_Exercise directions_. Restate all of the entries exactly. Any picture in them should be skipped.

[[ Materials provided, beginning ]]

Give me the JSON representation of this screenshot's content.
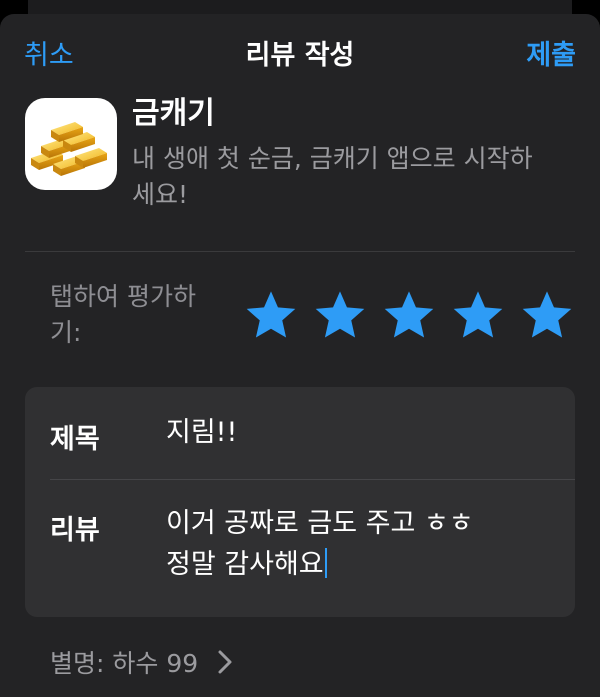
{
  "nav": {
    "cancel_label": "취소",
    "title": "리뷰 작성",
    "submit_label": "제출"
  },
  "app": {
    "name": "금캐기",
    "subtitle": "내 생애 첫 순금, 금캐기 앱으로 시작하세요!",
    "icon": "gold-bars-icon"
  },
  "rating": {
    "label": "탭하여 평가하기:",
    "value": 5,
    "max": 5,
    "star_color": "#2e9cf6"
  },
  "form": {
    "title_label": "제목",
    "title_value": "지림!!",
    "review_label": "리뷰",
    "review_line1": "이거 공짜로 금도 주고 ㅎㅎ",
    "review_line2": "정말 감사해요"
  },
  "nickname": {
    "text": "별명: 하수 99"
  },
  "colors": {
    "accent": "#2e9cf6",
    "sheet_background": "#232325",
    "field_background": "#303032"
  }
}
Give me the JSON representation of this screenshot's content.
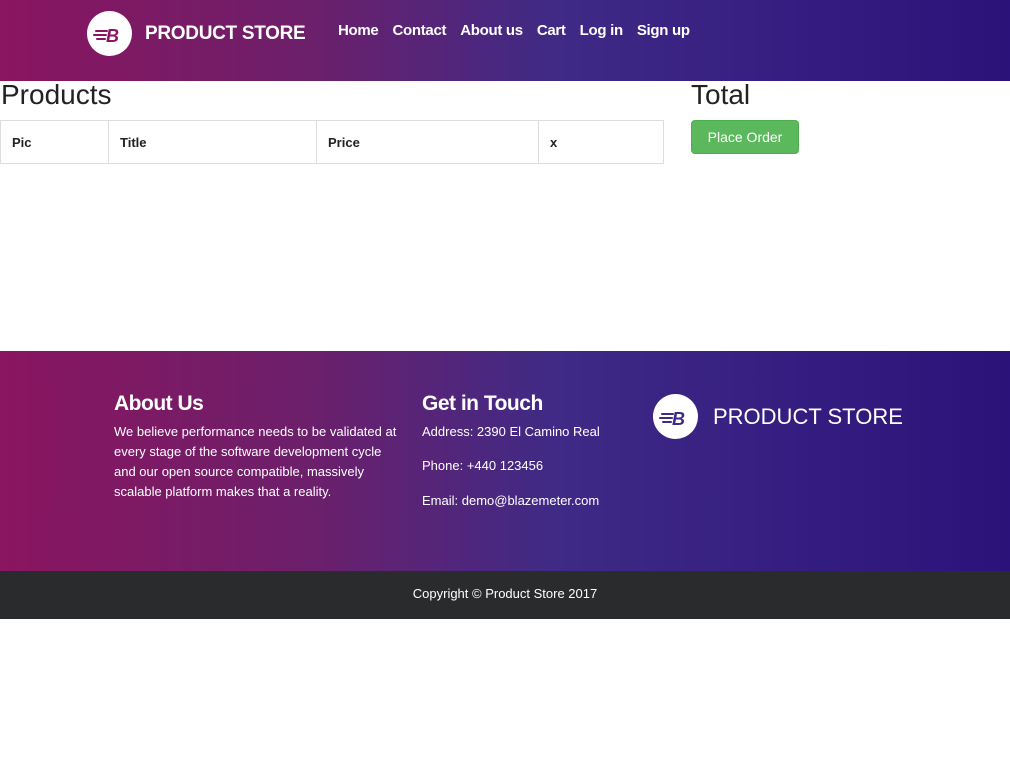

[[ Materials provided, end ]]

_Answer to this task_.
Give me the JSON representation of this screenshot's content.
{
  "nav": {
    "cancel_label": "취소",
    "title": "리뷰 작성",
    "submit_label": "제출"
  },
  "app": {
    "name": "금캐기",
    "subtitle": "내 생애 첫 순금, 금캐기 앱으로 시작하세요!",
    "icon": "gold-bars-icon"
  },
  "rating": {
    "label": "탭하여 평가하기:",
    "value": 5,
    "max": 5,
    "star_color": "#2e9cf6"
  },
  "form": {
    "title_label": "제목",
    "title_value": "지림!!",
    "review_label": "리뷰",
    "review_line1": "이거 공짜로 금도 주고 ㅎㅎ",
    "review_line2": "정말 감사해요"
  },
  "nickname": {
    "text": "별명: 하수 99"
  },
  "colors": {
    "accent": "#2e9cf6",
    "sheet_background": "#232325",
    "field_background": "#303032"
  }
}
Give me the JSON representation of this screenshot's content.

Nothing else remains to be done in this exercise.